kennedy-homes_web.jpgFORT LAUDERDALE — About seven months ago, Anjelyca Dunkinson began noticing mold in the bedroom and bathroom of her two-bedroom apartment in the Kennedy Homes public housing complex.  The 20-year-old mother said her 1-year-old daughter has now been diagnosed with asthma due to the mold conditions.

Her unit is not the only one affected. Since October, 10 units have been discovered to contain mold, said Tam English, executive director of the Housing Authority of the City of Fort Lauderdale. Tenants are planning to file a class action suit.

 “They have been threatening us, trying to get us out because we know about it and are suing them,” said Dunkinson, who has lived in the complex for the past two years. “It is a whole lot of chaos.”

English said the mold problem has been resolved in eight of the 10 units but two units remain untreated. “The tenants have insisted on staying in the unit,” said English, adding that those tenants are being represented by an attorney.  “So if they do have health problems, then there is not a lot we can do about it short of evicting the tenant.”

 The tenants’ leases allow the housing authority to evict a tenant for the purpose of repairing a unit, English said.

 The tenants have been offered an opportunity to temporarily move to nearby Northwest Gardens, a new 266-unit housing development at Eighth Street and 12th Avenue while the mold problems are fixed at Kennedy Homes, English said.  The relocation could last from one week to a couple of months, depending on the severity of the mold.

 Attorney Robert McKee, who is representing the tenants in the proposed lawsuit, denied that his clients have been offered alternative housing while the mold problem is addressed.

 Eight tenants have joined the suit, including a tenant who has had mold problems since moving into Kennedy Homes three months after it opened, McKee said.

 Tenants have also had doctor visits and were hospitalized for abnormal rashes, breathing problems and neurological disorders such as extreme fatigue and loss of memory, McKee said.  “It is a dangerous situation,” he said.

 To avoid having mold in their units, tenants were told upon moving in they should run the air conditioning, English said.

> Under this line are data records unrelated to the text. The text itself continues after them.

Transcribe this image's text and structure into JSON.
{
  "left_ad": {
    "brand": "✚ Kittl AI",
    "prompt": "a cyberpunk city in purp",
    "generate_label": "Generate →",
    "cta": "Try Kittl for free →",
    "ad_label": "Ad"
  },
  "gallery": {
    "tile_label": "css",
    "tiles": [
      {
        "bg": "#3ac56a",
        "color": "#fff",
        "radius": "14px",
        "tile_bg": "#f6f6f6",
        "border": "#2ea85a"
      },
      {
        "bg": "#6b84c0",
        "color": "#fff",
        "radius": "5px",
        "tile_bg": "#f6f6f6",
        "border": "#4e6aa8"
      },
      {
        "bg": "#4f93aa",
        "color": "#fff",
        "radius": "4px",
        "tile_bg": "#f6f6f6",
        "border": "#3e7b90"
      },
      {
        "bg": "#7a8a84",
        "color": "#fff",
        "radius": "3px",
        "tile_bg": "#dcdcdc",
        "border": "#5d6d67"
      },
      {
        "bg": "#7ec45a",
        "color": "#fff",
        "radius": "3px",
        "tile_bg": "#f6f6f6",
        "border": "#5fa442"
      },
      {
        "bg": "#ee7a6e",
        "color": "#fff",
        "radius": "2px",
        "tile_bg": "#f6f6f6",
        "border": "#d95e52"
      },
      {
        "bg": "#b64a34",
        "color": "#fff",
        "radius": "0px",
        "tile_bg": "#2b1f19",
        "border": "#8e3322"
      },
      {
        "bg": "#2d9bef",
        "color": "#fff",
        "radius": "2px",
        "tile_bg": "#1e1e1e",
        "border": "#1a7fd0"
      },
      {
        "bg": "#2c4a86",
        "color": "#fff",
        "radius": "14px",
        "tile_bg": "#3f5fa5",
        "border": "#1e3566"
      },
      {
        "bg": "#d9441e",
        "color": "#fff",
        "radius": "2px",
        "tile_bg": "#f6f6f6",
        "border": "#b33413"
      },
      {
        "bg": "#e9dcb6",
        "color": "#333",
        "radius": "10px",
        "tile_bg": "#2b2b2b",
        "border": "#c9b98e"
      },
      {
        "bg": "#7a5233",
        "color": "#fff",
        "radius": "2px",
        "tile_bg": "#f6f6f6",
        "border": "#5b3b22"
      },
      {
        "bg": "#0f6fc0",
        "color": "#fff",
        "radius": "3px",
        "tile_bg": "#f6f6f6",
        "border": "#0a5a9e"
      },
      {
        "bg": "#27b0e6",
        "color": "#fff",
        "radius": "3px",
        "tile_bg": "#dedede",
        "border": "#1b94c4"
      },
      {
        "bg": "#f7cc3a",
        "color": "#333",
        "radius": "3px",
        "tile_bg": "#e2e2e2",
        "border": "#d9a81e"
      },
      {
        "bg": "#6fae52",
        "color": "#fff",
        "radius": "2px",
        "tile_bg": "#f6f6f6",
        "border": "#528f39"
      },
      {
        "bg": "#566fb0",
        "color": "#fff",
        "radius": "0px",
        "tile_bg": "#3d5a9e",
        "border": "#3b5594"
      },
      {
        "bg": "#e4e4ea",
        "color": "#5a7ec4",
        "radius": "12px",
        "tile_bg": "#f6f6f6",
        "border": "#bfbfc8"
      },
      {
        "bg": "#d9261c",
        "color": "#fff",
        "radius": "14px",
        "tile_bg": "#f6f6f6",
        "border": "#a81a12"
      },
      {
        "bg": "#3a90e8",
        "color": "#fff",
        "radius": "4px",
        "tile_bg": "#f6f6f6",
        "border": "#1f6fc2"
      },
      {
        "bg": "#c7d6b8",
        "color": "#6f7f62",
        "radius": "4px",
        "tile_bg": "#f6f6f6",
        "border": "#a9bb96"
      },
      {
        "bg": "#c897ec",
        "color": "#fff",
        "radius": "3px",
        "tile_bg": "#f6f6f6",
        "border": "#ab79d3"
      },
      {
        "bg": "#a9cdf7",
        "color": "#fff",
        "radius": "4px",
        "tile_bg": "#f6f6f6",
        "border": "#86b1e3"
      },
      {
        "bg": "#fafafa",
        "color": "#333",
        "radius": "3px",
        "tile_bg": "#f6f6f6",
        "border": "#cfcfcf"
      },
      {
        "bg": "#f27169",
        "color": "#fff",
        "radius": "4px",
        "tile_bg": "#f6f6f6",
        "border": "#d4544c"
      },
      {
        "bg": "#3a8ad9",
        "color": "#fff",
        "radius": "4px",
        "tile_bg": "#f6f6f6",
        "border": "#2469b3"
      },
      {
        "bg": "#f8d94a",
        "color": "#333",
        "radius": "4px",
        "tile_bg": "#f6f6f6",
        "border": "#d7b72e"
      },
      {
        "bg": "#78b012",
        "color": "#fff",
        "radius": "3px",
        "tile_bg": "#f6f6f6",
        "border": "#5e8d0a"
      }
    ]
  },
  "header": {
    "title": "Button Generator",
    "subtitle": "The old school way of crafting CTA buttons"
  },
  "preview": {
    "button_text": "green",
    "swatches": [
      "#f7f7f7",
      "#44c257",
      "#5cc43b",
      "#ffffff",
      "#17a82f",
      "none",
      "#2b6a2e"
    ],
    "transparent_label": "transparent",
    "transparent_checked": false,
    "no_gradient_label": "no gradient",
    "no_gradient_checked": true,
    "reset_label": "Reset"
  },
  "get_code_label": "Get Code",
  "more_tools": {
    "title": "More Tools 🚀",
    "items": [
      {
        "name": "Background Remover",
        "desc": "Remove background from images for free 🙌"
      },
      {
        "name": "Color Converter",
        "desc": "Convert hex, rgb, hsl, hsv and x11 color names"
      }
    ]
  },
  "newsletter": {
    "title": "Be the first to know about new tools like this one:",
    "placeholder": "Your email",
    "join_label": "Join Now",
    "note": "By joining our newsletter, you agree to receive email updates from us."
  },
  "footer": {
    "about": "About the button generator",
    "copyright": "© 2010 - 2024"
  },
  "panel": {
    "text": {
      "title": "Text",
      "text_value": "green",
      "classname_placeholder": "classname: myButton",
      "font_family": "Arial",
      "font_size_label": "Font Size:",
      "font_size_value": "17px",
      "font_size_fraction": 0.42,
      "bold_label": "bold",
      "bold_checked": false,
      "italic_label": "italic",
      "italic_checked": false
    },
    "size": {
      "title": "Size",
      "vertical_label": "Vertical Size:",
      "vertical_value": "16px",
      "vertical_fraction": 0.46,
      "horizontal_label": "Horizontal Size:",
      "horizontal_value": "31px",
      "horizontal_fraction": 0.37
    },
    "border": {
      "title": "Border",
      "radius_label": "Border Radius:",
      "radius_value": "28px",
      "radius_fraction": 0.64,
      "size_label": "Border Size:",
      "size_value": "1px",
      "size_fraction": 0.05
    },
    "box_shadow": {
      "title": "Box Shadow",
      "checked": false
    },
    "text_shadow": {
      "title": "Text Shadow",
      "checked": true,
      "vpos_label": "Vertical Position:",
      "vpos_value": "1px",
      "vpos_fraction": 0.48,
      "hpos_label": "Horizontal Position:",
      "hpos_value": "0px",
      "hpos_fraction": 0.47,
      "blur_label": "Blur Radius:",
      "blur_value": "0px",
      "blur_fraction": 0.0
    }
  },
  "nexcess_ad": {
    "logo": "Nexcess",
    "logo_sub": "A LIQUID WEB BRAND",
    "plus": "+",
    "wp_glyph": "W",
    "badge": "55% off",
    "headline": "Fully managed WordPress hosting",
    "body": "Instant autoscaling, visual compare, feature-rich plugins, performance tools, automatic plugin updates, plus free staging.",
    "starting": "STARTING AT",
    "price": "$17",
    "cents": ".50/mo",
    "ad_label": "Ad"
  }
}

 “If they leave for the day and push the air conditioning up to 78 or 79 degrees, it will still keep the humidity out,” he said.  “Mold won’t grow if there is no humidity.”

 Tenants who have followed this advice have not had mold problems, said English, who added that the building is equipped with super-efficiency air conditioning units so it doesn’t cost tenants much to keep the units cool. 

 “This is not a problem that is specific to this building,” he added.  “Every other landlord has this problem because of the inherent humidity issues in south Florida.”

 McKee said some people who keep their units at a “constantly cold temperature” of below 72 degrees have a better chance of reducing the humidity. 

 “It is usually too cold for most people and it is very expensive,” he said.  “The [tenants] shouldn’t require that to control the humidity.”

 Based on testing, the structure has a problem dealing with indoor humidity, which causes abnormal levels of microbes to grow, McKee said. 

He said a separate de-humidifier with drainage outside of the building should be installed.  Humidity in the units can then be eliminated even when the air conditioning is not running.

 McKee said he has reached out to the housing authority but his written requests have been ignored or “nasty letters” were sent to his clients. The agency has not yet responded to a request for comment on that claim.

 McKee said he plans to file suit asking that tenants be relocated and their possessions cleaned or replaced while the mold is removed.  He is also calling for the tenants to be moved back in after the removal and anyone who has become ill to be medically monitored for the effects of exposure in the future.